Who are the majority? They are the cold people; those that have accepted the way it has to be and got on with their lives, doing what the culture tells them to do. The kind people understand that there is a better way to act, and they treat others with respect; but they are not angry – they will not change anything. The kind people are like those who march, and petition, and hope that things will get better. The angry people understand that there is a better way to live. The angry people are different: they have the potential to change things because they do not meekly accept the circumstances that civilization has forced upon them.
The predefinition of anger I am proposing – returning the word to its rightful meaning – is as marked as the negative idea of civilization that many people reading this have already adopted, and which runs counter to the way we are taught to think from birth. Maybe we do need to find other words that can legitimately describe anger-type behaviour that is not constructive; but outside the realm of psychosis I believe there are situations where even the most profound forms of rage have a constructive application. We must not be afraid of anger: use it wisely by all means, but use it nonetheless.
A different version of this essay formed the chapter “Getting Angry” in the online version of Time’s Up! (called “A Matter of Scale”). It acts as a preface to the final section of the book.

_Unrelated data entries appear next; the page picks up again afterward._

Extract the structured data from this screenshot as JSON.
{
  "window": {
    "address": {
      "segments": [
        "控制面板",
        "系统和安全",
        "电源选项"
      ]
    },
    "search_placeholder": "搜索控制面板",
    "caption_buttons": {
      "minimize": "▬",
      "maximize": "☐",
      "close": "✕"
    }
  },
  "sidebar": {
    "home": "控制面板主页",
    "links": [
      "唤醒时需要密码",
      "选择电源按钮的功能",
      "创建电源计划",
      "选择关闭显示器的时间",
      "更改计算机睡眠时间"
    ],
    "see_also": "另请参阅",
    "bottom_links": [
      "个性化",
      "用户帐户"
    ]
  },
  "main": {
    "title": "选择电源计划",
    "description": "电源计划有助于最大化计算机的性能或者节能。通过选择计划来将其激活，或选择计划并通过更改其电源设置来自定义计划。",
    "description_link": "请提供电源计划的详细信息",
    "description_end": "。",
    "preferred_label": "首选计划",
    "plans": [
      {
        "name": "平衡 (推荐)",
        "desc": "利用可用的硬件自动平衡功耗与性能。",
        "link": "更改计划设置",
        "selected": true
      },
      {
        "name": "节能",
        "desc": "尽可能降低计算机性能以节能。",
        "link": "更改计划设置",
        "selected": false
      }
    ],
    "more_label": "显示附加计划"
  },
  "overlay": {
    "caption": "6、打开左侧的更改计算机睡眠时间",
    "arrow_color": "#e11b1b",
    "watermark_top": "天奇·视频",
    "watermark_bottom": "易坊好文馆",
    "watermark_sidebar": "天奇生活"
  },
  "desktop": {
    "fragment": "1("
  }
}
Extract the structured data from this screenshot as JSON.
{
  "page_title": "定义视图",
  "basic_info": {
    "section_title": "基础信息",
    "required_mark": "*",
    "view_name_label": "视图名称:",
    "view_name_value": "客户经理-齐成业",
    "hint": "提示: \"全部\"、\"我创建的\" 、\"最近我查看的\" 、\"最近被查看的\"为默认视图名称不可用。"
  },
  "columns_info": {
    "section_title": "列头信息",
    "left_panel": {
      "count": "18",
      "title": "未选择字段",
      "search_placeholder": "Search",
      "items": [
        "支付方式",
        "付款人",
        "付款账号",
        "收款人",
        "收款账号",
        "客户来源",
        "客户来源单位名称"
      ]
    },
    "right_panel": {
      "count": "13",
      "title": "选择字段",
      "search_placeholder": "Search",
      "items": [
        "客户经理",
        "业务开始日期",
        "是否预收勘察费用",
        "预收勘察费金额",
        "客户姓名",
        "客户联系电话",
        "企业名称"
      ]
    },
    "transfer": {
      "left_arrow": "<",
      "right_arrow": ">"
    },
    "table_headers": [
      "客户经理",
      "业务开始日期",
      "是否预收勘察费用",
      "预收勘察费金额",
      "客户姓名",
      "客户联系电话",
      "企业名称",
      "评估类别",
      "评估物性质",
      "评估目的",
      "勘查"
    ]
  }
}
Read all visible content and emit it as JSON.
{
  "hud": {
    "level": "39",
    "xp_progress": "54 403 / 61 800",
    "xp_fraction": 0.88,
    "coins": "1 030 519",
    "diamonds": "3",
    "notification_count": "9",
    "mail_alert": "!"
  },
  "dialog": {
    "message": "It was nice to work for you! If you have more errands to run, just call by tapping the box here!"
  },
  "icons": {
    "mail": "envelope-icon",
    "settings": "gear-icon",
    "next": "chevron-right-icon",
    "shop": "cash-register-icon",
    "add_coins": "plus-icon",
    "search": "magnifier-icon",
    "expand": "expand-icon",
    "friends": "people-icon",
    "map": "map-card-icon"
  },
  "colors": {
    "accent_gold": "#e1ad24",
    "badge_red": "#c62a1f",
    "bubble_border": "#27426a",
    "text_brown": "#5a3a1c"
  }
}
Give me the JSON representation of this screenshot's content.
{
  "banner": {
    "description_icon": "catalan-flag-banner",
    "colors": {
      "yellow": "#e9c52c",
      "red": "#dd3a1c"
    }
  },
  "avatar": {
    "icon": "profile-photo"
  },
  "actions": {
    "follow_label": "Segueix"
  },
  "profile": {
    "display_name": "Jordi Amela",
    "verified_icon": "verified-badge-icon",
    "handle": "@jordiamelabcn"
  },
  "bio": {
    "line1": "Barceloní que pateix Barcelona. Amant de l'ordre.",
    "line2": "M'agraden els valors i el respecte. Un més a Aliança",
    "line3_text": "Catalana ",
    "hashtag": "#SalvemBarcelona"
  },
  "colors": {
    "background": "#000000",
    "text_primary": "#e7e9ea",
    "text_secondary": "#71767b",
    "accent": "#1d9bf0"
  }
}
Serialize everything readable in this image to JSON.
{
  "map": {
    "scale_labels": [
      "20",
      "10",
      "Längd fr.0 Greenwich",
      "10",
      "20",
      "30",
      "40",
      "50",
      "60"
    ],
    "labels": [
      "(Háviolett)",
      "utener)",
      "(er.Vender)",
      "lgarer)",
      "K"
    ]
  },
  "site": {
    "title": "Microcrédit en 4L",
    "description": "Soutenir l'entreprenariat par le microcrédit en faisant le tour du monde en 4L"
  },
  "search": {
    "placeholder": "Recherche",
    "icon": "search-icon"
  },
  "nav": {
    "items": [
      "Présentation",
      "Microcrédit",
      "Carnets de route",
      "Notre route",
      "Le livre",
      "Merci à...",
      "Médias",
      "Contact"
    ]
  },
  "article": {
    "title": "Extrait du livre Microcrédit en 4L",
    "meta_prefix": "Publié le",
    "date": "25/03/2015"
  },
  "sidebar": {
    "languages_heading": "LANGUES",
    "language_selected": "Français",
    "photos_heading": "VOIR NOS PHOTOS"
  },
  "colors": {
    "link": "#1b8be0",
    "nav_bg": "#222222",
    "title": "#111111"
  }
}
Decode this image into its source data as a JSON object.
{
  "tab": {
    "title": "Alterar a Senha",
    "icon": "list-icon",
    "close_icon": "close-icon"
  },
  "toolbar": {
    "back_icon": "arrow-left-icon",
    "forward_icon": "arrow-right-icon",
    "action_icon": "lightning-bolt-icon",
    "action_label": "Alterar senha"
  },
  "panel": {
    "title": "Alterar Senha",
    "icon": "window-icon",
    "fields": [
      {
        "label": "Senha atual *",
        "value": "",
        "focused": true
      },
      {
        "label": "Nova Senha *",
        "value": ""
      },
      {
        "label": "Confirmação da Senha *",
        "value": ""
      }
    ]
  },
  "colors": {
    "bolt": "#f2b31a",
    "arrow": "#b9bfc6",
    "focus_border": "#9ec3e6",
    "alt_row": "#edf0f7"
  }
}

Keith Farnish is the author of “Time’s Up! An Uncivilized Solution to a Global Crisis”, which is published by Chelsea Green in the USA, and Green Books in the UK. He is also the founder of The Earth Blog and The Unsuitablog. He lives in Scotland with his wife, two children and a much-loved garden.